* INSTRUCTIONS TO FOLLOW:
Everything from the line containing "Give me the" to the last line of the entries must be reproduced exactly, and nothing outside that range.
======== DATA TO USE
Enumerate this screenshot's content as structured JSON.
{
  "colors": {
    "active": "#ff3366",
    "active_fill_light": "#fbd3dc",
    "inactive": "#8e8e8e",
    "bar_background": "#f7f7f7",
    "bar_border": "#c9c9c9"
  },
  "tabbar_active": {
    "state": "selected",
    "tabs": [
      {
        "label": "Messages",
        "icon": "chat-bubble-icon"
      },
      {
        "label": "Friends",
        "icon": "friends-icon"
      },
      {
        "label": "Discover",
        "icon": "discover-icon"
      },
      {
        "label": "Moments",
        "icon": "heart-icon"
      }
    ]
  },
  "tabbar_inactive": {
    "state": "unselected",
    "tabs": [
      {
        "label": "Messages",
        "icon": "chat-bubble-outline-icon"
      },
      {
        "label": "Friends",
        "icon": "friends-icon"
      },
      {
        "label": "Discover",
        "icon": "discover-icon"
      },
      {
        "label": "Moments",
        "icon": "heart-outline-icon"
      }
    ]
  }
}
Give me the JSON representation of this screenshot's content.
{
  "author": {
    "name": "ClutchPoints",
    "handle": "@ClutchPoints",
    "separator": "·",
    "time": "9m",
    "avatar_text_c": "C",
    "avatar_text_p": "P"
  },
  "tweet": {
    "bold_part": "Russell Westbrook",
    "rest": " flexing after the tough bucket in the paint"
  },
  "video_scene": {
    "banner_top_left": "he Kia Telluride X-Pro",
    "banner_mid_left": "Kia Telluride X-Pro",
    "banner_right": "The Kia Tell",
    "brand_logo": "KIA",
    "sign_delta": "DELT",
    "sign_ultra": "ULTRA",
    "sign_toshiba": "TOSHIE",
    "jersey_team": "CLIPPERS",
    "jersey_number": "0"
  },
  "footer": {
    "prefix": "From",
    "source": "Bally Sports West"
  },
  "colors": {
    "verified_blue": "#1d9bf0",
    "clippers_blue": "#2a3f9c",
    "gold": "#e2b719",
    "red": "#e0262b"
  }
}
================
* REPLY:
Give me the JSON representation of this screenshot's content.
{
  "author": {
    "name": "ClutchPoints",
    "handle": "@ClutchPoints",
    "separator": "·",
    "time": "9m",
    "avatar_text_c": "C",
    "avatar_text_p": "P"
  },
  "tweet": {
    "bold_part": "Russell Westbrook",
    "rest": " flexing after the tough bucket in the paint"
  },
  "video_scene": {
    "banner_top_left": "he Kia Telluride X-Pro",
    "banner_mid_left": "Kia Telluride X-Pro",
    "banner_right": "The Kia Tell",
    "brand_logo": "KIA",
    "sign_delta": "DELT",
    "sign_ultra": "ULTRA",
    "sign_toshiba": "TOSHIE",
    "jersey_team": "CLIPPERS",
    "jersey_number": "0"
  },
  "footer": {
    "prefix": "From",
    "source": "Bally Sports West"
  },
  "colors": {
    "verified_blue": "#1d9bf0",
    "clippers_blue": "#2a3f9c",
    "gold": "#e2b719",
    "red": "#e0262b"
  }
}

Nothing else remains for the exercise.